- [WORK TO BE COMPLETED]: Using the data below, repeat all of it precisely.

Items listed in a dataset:
-.-.-

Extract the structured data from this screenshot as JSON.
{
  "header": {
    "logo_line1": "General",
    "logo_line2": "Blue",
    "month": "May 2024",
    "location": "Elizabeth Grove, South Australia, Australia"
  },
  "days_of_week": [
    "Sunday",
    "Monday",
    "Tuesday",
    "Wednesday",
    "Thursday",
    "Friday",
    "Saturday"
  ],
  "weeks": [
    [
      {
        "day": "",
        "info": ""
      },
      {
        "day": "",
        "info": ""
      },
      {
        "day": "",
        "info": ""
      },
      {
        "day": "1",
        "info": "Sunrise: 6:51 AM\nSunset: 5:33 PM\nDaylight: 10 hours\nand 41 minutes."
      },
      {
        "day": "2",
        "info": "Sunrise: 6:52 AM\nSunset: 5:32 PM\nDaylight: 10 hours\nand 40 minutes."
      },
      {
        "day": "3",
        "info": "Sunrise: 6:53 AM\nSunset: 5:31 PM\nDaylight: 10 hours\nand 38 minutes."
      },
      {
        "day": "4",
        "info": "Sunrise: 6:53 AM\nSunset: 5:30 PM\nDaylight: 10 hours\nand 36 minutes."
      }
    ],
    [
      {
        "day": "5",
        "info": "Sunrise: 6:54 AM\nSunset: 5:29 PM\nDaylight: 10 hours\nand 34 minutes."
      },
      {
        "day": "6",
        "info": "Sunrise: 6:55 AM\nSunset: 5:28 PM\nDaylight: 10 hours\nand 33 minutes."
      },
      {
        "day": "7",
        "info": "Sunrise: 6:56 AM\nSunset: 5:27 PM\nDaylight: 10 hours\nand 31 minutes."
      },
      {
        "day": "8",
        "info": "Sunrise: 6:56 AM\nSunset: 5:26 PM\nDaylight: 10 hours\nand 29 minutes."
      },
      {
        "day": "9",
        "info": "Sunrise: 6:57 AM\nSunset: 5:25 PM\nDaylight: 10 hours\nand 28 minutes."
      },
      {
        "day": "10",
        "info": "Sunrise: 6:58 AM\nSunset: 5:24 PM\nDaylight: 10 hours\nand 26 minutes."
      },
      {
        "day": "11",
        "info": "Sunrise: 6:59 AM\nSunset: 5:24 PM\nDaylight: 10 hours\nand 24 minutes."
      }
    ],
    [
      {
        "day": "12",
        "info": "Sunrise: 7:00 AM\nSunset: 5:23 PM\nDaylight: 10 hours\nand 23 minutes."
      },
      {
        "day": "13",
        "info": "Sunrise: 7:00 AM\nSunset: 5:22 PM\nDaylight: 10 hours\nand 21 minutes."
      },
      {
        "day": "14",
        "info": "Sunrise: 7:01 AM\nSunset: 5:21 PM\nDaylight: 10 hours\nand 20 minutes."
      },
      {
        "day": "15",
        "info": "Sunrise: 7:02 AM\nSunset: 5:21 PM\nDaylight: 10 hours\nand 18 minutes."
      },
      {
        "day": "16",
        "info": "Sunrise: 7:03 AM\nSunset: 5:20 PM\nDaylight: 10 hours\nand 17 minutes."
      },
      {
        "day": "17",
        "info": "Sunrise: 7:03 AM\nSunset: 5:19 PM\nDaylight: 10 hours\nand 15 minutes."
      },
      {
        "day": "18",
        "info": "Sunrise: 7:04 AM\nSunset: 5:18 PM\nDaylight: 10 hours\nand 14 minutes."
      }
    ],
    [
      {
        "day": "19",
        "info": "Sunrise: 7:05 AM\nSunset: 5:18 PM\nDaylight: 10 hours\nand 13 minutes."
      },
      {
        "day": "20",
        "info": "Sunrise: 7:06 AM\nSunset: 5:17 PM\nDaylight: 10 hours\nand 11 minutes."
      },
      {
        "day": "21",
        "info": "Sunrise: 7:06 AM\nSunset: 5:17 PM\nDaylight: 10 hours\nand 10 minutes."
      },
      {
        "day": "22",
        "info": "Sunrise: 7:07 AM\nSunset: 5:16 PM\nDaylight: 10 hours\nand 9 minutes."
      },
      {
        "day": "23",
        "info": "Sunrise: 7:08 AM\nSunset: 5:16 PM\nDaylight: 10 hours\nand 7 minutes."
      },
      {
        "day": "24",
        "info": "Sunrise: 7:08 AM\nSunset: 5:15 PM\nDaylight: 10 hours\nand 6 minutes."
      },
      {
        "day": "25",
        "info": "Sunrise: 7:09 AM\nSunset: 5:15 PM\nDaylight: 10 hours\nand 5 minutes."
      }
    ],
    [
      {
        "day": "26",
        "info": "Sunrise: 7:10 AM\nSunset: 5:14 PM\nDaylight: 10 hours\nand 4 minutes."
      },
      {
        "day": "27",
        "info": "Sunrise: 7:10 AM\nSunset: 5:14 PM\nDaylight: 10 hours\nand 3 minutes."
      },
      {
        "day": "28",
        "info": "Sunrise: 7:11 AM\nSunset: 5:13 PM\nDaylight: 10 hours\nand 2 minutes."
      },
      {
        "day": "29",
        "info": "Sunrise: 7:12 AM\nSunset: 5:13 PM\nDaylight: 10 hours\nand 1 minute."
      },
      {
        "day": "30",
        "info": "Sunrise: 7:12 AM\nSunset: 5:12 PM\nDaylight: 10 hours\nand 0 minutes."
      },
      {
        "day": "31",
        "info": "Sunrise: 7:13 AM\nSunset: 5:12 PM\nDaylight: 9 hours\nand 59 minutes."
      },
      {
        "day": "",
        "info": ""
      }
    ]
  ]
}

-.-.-

- [REPLY TO THE EXERCISE]:
Extract the structured data from this screenshot as JSON.
{
  "header": {
    "logo_line1": "General",
    "logo_line2": "Blue",
    "month": "May 2024",
    "location": "Elizabeth Grove, South Australia, Australia"
  },
  "days_of_week": [
    "Sunday",
    "Monday",
    "Tuesday",
    "Wednesday",
    "Thursday",
    "Friday",
    "Saturday"
  ],
  "weeks": [
    [
      {
        "day": "",
        "info": ""
      },
      {
        "day": "",
        "info": ""
      },
      {
        "day": "",
        "info": ""
      },
      {
        "day": "1",
        "info": "Sunrise: 6:51 AM\nSunset: 5:33 PM\nDaylight: 10 hours\nand 41 minutes."
      },
      {
        "day": "2",
        "info": "Sunrise: 6:52 AM\nSunset: 5:32 PM\nDaylight: 10 hours\nand 40 minutes."
      },
      {
        "day": "3",
        "info": "Sunrise: 6:53 AM\nSunset: 5:31 PM\nDaylight: 10 hours\nand 38 minutes."
      },
      {
        "day": "4",
        "info": "Sunrise: 6:53 AM\nSunset: 5:30 PM\nDaylight: 10 hours\nand 36 minutes."
      }
    ],
    [
      {
        "day": "5",
        "info": "Sunrise: 6:54 AM\nSunset: 5:29 PM\nDaylight: 10 hours\nand 34 minutes."
      },
      {
        "day": "6",
        "info": "Sunrise: 6:55 AM\nSunset: 5:28 PM\nDaylight: 10 hours\nand 33 minutes."
      },
      {
        "day": "7",
        "info": "Sunrise: 6:56 AM\nSunset: 5:27 PM\nDaylight: 10 hours\nand 31 minutes."
      },
      {
        "day": "8",
        "info": "Sunrise: 6:56 AM\nSunset: 5:26 PM\nDaylight: 10 hours\nand 29 minutes."
      },
      {
        "day": "9",
        "info": "Sunrise: 6:57 AM\nSunset: 5:25 PM\nDaylight: 10 hours\nand 28 minutes."
      },
      {
        "day": "10",
        "info": "Sunrise: 6:58 AM\nSunset: 5:24 PM\nDaylight: 10 hours\nand 26 minutes."
      },
      {
        "day": "11",
        "info": "Sunrise: 6:59 AM\nSunset: 5:24 PM\nDaylight: 10 hours\nand 24 minutes."
      }
    ],
    [
      {
        "day": "12",
        "info": "Sunrise: 7:00 AM\nSunset: 5:23 PM\nDaylight: 10 hours\nand 23 minutes."
      },
      {
        "day": "13",
        "info": "Sunrise: 7:00 AM\nSunset: 5:22 PM\nDaylight: 10 hours\nand 21 minutes."
      },
      {
        "day": "14",
        "info": "Sunrise: 7:01 AM\nSunset: 5:21 PM\nDaylight: 10 hours\nand 20 minutes."
      },
      {
        "day": "15",
        "info": "Sunrise: 7:02 AM\nSunset: 5:21 PM\nDaylight: 10 hours\nand 18 minutes."
      },
      {
        "day": "16",
        "info": "Sunrise: 7:03 AM\nSunset: 5:20 PM\nDaylight: 10 hours\nand 17 minutes."
      },
      {
        "day": "17",
        "info": "Sunrise: 7:03 AM\nSunset: 5:19 PM\nDaylight: 10 hours\nand 15 minutes."
      },
      {
        "day": "18",
        "info": "Sunrise: 7:04 AM\nSunset: 5:18 PM\nDaylight: 10 hours\nand 14 minutes."
      }
    ],
    [
      {
        "day": "19",
        "info": "Sunrise: 7:05 AM\nSunset: 5:18 PM\nDaylight: 10 hours\nand 13 minutes."
      },
      {
        "day": "20",
        "info": "Sunrise: 7:06 AM\nSunset: 5:17 PM\nDaylight: 10 hours\nand 11 minutes."
      },
      {
        "day": "21",
        "info": "Sunrise: 7:06 AM\nSunset: 5:17 PM\nDaylight: 10 hours\nand 10 minutes."
      },
      {
        "day": "22",
        "info": "Sunrise: 7:07 AM\nSunset: 5:16 PM\nDaylight: 10 hours\nand 9 minutes."
      },
      {
        "day": "23",
        "info": "Sunrise: 7:08 AM\nSunset: 5:16 PM\nDaylight: 10 hours\nand 7 minutes."
      },
      {
        "day": "24",
        "info": "Sunrise: 7:08 AM\nSunset: 5:15 PM\nDaylight: 10 hours\nand 6 minutes."
      },
      {
        "day": "25",
        "info": "Sunrise: 7:09 AM\nSunset: 5:15 PM\nDaylight: 10 hours\nand 5 minutes."
      }
    ],
    [
      {
        "day": "26",
        "info": "Sunrise: 7:10 AM\nSunset: 5:14 PM\nDaylight: 10 hours\nand 4 minutes."
      },
      {
        "day": "27",
        "info": "Sunrise: 7:10 AM\nSunset: 5:14 PM\nDaylight: 10 hours\nand 3 minutes."
      },
      {
        "day": "28",
        "info": "Sunrise: 7:11 AM\nSunset: 5:13 PM\nDaylight: 10 hours\nand 2 minutes."
      },
      {
        "day": "29",
        "info": "Sunrise: 7:12 AM\nSunset: 5:13 PM\nDaylight: 10 hours\nand 1 minute."
      },
      {
        "day": "30",
        "info": "Sunrise: 7:12 AM\nSunset: 5:12 PM\nDaylight: 10 hours\nand 0 minutes."
      },
      {
        "day": "31",
        "info": "Sunrise: 7:13 AM\nSunset: 5:12 PM\nDaylight: 9 hours\nand 59 minutes."
      },
      {
        "day": "",
        "info": ""
      }
    ]
  ]
}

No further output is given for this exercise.